Jauzac, M., Richard, J., Jullo, E., Clément, B., Limousin, M., Kneib, J.-P., Ebeling, H., Natarajan, P., Rodney, S., Atek, H., Massey, R., Eckert, D., Egami, E. & Rexroth, M. (2015). Hubble Frontier Fields: a high-precision strong-lensing analysis of the massive galaxy cluster Abell 2744 using ∼180 multiple images. Monthly Notices of the Royal Astronomical Society 452(2): 1437-1446.

Author(s) from Durham

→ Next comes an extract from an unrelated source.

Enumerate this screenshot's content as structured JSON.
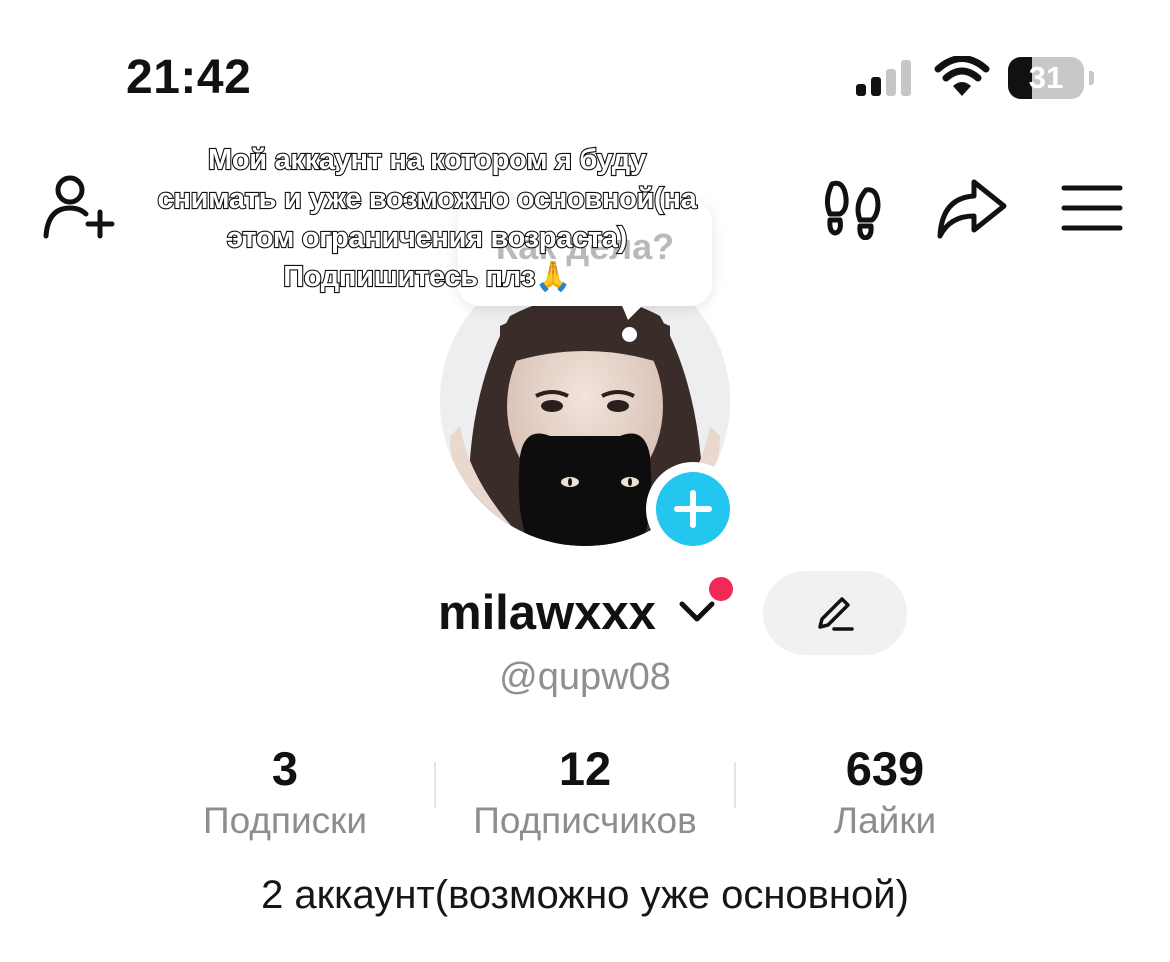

We present a high-precision mass model of galaxy cluster Abell 2744, based on a strong gravitational-lensing analysis of the Hubble Space Telescope Frontier Fields (HFF) imaging data, which now include both Advanced Camera for Surveys and Wide Field Camera 3 observations to the final depth. Taking advantage of the unprecedented depth of the visible and near-infrared data, we identify 34 new multiply imaged galaxies, bringing the total to 61, comprising 181 individual lensed images. In the process, we correct previous erroneous identifications and positions of multiple systems in the northern part of the cluster core. With the LENSTOOL software and the new sets of multiple images, we model the cluster using two cluster-scale dark matter haloes plus galaxy-scale haloes for the cluster members. Our best-fitting model predicts image positions with an rms error of 0.79 arcsec, which constitutes an improvement by almost a factor of 2 over previous parametric models of this cluster. We measure the total projected mass inside a 200 kpc aperture as (2.162 ± 0.005) × 1014 M⊙, thus reaching 1 per cent level precision for the second time, following the recent HFF measurement of MACSJ0416.1−2403. Importantly, the higher quality of the mass model translates into an overall improvement by a factor of 4 of the derived magnification factor. Together with our previous HFF gravitational lensing analysis, this work demonstrates that the HFF data enables high-precision mass measurements for massive galaxy clusters and the derivation of robust magnification maps to probe the early Universe.